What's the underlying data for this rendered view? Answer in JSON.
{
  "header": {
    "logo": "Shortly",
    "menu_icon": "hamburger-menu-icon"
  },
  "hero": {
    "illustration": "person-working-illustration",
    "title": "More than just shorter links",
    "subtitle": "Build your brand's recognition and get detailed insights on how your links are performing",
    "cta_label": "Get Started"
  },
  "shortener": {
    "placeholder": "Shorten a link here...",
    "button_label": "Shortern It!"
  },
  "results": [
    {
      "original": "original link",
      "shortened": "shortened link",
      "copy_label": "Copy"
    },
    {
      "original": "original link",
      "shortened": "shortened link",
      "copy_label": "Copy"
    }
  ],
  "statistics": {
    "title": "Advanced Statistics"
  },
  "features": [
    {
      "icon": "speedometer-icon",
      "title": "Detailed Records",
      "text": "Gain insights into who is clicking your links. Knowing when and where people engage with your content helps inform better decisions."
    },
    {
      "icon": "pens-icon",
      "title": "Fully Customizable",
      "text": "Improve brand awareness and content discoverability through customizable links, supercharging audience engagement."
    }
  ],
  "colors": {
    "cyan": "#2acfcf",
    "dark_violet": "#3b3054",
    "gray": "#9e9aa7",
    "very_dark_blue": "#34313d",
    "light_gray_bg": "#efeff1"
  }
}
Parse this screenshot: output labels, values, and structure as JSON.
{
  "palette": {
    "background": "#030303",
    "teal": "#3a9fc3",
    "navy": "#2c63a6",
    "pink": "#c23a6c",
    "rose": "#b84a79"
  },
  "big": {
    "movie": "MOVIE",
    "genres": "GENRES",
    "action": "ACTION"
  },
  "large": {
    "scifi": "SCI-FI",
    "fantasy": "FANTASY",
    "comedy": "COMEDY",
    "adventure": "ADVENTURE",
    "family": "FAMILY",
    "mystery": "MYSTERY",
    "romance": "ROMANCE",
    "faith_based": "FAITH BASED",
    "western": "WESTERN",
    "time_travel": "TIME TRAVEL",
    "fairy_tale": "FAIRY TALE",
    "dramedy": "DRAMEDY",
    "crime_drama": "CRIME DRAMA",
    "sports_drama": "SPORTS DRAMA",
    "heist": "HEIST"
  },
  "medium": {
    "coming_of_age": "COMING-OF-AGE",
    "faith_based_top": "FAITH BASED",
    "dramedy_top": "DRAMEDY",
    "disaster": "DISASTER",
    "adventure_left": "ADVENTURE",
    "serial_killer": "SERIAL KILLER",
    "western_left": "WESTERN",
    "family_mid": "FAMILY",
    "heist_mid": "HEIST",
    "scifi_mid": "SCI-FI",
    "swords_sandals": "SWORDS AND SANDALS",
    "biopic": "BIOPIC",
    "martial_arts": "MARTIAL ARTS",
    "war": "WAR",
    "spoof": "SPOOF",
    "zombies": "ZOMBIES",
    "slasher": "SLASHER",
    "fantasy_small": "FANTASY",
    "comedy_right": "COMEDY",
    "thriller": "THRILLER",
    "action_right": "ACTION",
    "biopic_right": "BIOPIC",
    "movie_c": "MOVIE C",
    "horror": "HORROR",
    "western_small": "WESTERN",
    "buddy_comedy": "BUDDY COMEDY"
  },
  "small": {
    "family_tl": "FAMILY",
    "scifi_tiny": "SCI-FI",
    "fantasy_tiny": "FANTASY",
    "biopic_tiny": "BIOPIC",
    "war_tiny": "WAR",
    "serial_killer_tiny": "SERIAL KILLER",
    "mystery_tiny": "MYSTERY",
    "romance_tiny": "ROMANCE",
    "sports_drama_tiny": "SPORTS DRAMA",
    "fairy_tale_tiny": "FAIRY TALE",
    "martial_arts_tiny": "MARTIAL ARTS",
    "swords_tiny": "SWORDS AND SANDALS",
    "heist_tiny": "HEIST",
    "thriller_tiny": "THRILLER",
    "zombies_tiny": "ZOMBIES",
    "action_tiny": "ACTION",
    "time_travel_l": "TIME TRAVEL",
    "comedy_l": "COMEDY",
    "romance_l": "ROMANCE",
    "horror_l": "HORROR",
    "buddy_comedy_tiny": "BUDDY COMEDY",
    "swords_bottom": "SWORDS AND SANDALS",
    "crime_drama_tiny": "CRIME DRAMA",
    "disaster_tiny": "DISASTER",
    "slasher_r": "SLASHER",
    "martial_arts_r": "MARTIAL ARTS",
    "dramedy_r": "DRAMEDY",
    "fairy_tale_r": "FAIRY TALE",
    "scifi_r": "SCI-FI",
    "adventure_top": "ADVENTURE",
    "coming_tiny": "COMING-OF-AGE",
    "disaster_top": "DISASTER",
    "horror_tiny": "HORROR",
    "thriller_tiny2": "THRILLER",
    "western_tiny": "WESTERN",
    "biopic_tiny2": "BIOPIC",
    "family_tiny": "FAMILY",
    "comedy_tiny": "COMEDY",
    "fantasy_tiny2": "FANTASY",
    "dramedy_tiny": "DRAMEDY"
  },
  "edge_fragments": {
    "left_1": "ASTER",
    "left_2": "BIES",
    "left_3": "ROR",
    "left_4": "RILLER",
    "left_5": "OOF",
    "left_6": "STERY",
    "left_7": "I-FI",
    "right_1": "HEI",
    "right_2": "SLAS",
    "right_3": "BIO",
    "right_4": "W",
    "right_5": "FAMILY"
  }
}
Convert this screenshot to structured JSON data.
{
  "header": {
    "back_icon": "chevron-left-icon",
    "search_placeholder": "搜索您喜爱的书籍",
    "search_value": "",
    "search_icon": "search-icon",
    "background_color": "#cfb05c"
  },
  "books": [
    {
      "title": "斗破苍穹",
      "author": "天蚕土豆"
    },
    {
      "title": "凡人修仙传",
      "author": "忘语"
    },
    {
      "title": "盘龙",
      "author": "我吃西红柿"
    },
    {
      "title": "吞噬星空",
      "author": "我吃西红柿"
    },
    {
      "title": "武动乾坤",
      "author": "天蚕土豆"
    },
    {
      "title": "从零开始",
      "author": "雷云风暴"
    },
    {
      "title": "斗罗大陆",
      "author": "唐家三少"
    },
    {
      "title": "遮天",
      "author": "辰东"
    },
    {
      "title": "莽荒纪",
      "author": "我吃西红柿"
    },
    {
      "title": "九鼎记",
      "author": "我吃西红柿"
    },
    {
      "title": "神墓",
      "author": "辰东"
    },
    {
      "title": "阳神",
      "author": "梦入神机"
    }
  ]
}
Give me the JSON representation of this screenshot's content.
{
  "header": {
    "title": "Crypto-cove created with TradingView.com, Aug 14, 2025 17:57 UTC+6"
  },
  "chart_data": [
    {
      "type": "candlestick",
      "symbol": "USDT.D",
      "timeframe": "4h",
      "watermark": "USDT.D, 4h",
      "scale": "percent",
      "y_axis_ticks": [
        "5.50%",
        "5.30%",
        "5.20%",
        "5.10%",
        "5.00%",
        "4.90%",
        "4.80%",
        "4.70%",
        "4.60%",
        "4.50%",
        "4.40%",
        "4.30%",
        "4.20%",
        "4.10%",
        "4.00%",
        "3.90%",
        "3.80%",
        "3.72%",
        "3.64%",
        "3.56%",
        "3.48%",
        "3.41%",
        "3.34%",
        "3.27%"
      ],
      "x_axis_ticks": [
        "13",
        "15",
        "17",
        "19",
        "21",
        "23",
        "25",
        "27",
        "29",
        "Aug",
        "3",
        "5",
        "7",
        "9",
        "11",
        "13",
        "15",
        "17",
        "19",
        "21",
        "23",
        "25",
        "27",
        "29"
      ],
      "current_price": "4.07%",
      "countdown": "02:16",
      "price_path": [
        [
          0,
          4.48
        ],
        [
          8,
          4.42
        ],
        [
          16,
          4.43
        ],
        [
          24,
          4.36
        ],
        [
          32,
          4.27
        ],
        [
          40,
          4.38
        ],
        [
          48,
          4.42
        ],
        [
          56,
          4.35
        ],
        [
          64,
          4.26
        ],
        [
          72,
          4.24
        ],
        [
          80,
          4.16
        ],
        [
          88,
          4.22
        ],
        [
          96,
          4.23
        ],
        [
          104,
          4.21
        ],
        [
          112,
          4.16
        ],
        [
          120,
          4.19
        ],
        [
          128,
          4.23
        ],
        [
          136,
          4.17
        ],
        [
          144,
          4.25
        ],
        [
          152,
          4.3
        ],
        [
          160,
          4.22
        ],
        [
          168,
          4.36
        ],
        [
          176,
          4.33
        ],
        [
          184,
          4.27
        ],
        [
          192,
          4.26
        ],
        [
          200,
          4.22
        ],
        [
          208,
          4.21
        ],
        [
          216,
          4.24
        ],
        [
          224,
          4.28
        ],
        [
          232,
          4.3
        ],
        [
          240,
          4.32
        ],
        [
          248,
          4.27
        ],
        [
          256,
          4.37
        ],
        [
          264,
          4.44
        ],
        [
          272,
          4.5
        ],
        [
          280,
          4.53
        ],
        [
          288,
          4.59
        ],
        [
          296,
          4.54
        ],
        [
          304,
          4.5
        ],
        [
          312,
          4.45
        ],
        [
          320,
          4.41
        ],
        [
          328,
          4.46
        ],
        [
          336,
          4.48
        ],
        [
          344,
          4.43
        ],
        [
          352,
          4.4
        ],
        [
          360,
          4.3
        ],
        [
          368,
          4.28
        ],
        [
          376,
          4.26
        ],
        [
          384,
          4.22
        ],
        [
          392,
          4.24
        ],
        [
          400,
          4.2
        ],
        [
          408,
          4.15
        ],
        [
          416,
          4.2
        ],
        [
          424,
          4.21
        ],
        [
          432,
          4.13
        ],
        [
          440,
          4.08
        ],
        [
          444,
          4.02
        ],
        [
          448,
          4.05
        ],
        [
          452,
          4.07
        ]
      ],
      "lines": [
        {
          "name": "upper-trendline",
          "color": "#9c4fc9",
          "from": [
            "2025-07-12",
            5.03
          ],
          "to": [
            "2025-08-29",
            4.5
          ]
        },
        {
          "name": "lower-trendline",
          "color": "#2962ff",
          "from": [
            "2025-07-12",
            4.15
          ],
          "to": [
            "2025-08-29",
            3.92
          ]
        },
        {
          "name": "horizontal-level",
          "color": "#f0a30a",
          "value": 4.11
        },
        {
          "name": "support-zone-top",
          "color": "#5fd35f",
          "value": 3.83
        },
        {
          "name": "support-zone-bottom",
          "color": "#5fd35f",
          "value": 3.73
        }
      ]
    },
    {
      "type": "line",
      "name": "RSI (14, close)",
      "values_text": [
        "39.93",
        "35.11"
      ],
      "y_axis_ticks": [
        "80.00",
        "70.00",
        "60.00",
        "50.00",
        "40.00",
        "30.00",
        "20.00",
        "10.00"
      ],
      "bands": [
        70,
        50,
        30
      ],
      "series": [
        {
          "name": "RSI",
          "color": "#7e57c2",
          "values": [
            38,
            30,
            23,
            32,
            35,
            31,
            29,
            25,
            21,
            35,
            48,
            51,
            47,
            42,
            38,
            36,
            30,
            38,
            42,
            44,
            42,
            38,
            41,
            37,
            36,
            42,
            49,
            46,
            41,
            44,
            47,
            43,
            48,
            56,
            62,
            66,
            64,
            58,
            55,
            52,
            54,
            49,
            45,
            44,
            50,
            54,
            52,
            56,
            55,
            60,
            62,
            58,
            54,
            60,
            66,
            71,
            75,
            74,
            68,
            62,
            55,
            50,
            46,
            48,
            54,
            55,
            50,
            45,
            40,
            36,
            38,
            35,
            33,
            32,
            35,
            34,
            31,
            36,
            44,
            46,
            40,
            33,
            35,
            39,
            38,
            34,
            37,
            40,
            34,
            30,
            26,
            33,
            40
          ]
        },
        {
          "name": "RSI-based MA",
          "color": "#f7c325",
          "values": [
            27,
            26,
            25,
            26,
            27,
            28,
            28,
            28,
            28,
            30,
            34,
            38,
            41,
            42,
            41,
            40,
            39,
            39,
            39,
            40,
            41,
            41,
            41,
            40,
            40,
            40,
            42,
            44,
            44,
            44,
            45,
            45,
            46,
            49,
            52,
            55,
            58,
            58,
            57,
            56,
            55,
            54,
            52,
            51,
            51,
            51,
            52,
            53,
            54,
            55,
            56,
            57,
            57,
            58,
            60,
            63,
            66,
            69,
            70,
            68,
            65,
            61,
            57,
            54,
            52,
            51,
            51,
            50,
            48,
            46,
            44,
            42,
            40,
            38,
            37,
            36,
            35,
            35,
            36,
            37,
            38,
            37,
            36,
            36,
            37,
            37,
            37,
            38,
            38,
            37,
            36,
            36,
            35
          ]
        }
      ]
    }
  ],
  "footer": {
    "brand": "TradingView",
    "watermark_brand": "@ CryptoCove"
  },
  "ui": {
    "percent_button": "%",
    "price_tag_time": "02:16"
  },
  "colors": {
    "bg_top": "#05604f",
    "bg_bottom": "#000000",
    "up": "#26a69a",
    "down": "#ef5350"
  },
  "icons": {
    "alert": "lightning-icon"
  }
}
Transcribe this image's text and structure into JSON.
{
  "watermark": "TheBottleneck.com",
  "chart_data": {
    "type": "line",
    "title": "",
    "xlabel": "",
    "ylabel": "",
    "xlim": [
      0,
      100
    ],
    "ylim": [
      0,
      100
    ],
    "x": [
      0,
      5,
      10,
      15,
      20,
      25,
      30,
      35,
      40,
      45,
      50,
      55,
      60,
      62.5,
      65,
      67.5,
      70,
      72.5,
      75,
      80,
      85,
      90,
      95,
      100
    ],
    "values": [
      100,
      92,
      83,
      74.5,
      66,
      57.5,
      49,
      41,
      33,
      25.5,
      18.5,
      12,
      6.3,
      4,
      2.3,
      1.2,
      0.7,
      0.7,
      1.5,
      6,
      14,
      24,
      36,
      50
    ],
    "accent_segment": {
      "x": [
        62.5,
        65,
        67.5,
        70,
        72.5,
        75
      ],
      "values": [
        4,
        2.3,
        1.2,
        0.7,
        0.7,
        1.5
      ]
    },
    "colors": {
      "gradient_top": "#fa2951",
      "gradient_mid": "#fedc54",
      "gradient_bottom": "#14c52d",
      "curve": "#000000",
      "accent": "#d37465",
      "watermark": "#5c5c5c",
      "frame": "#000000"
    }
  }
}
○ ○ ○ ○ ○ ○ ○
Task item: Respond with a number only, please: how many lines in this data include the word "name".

The completed task: 8